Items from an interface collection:

###

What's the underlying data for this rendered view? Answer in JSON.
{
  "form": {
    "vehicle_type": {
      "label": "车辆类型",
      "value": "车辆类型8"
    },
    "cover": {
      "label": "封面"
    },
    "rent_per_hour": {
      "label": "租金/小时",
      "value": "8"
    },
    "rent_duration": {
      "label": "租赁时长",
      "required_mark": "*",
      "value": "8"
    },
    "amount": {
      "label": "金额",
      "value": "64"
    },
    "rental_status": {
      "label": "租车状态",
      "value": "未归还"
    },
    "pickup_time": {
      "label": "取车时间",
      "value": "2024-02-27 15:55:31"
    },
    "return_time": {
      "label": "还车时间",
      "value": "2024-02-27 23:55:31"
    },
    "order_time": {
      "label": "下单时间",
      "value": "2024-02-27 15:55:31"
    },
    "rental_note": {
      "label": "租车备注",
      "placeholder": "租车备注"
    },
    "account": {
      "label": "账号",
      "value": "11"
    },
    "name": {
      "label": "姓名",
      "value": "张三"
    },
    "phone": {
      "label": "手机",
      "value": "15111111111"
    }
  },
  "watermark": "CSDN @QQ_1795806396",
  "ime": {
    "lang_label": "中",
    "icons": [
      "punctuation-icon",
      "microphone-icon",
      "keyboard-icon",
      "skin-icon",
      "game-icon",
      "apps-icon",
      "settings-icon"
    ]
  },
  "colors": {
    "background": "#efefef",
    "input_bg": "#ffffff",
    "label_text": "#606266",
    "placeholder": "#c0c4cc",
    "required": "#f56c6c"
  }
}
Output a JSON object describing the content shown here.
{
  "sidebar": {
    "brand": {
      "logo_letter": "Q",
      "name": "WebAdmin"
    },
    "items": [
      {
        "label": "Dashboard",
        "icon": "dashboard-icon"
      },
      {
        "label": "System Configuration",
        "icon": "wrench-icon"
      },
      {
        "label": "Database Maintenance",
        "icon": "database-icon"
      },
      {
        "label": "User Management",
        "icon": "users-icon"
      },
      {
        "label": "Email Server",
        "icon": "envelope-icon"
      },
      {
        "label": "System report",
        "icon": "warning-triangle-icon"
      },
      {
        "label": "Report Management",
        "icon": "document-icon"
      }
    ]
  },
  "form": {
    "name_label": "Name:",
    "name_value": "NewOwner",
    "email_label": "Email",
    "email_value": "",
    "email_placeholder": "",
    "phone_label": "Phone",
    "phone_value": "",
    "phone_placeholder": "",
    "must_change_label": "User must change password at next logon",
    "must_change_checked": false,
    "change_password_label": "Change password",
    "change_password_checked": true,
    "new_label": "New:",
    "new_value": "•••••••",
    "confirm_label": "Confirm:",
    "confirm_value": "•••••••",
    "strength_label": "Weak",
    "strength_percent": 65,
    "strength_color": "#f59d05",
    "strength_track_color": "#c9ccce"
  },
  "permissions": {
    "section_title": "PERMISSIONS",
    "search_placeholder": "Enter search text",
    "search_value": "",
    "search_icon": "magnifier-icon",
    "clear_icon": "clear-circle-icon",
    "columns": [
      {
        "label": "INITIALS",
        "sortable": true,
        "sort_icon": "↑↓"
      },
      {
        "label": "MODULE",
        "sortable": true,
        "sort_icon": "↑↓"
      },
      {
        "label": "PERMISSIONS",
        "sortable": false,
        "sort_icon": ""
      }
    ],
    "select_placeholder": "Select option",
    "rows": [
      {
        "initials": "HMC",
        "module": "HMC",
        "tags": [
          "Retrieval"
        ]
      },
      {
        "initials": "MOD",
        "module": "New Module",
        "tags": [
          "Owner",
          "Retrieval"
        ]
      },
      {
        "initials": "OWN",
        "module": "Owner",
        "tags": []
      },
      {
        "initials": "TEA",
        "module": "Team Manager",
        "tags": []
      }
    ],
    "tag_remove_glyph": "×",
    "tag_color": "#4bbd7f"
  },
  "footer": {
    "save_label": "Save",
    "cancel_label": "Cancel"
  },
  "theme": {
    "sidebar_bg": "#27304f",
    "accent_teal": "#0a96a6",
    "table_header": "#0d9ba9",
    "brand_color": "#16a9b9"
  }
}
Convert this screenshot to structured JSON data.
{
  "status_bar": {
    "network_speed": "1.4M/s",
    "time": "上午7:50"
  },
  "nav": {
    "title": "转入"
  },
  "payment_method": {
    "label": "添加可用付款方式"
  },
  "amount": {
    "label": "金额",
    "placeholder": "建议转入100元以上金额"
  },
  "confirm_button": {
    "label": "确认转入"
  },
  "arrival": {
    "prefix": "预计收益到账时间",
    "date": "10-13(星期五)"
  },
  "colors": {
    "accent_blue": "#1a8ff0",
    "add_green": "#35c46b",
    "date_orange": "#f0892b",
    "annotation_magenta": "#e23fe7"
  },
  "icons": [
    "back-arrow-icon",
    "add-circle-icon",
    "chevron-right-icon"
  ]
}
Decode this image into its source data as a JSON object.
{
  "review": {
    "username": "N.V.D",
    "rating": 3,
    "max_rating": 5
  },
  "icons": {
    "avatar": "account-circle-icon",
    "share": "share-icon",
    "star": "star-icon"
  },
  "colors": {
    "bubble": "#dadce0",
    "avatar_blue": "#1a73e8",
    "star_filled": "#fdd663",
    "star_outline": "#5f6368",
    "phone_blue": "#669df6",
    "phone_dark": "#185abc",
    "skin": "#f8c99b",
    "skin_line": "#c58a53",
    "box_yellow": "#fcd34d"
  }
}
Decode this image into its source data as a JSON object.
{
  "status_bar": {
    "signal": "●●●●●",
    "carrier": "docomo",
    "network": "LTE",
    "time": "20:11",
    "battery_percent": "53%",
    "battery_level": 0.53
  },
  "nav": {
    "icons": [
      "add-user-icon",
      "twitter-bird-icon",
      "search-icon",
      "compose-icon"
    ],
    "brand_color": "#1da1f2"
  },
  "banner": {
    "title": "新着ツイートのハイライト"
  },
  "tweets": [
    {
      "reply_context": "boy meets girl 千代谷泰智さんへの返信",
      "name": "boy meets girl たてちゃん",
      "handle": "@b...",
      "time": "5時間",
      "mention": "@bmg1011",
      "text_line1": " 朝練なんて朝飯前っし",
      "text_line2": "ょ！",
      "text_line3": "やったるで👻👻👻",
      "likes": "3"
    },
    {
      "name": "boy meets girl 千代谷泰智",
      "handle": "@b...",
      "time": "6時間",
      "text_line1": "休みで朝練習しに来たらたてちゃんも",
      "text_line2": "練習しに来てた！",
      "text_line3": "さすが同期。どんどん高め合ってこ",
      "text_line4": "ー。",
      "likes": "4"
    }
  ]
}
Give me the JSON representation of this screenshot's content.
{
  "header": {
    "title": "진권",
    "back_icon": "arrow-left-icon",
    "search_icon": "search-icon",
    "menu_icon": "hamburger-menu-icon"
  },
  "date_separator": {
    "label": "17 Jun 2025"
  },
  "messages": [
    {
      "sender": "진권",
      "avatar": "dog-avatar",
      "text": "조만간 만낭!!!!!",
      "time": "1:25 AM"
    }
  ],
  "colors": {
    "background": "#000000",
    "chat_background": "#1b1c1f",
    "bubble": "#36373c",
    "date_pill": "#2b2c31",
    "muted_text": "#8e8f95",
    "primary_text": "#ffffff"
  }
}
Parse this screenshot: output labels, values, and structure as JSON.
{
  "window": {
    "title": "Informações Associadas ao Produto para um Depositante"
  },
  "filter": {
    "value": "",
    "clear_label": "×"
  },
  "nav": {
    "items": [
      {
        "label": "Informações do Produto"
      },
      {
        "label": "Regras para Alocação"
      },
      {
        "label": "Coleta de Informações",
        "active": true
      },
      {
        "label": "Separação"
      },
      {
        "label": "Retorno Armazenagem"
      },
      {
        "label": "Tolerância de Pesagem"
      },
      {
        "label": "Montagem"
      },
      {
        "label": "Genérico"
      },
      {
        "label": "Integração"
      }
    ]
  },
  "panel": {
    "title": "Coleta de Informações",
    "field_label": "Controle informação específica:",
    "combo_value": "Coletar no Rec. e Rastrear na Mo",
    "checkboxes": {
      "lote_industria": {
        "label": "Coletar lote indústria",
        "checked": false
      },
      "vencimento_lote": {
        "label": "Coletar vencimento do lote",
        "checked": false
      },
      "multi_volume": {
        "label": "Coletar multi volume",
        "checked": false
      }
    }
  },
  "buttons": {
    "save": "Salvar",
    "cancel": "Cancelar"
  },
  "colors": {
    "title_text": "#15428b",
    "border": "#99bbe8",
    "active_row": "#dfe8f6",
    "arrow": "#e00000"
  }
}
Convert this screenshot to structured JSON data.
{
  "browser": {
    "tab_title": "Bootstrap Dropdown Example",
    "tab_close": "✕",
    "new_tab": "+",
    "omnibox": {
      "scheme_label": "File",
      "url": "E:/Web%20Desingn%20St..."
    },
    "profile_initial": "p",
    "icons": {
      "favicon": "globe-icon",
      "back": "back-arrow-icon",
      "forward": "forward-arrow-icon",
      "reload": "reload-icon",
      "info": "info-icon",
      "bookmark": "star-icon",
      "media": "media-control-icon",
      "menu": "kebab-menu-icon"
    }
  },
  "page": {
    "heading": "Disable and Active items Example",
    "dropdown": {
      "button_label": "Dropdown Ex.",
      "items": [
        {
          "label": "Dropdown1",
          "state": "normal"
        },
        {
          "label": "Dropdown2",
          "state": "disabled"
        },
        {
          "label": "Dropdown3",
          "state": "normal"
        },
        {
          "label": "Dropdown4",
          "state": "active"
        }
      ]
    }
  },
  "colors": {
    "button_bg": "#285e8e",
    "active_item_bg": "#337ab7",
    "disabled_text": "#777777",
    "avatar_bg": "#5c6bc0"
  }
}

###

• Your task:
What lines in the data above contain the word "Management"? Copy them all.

• Answer to this problem:
        "label": "User Management",
        "label": "Report Management",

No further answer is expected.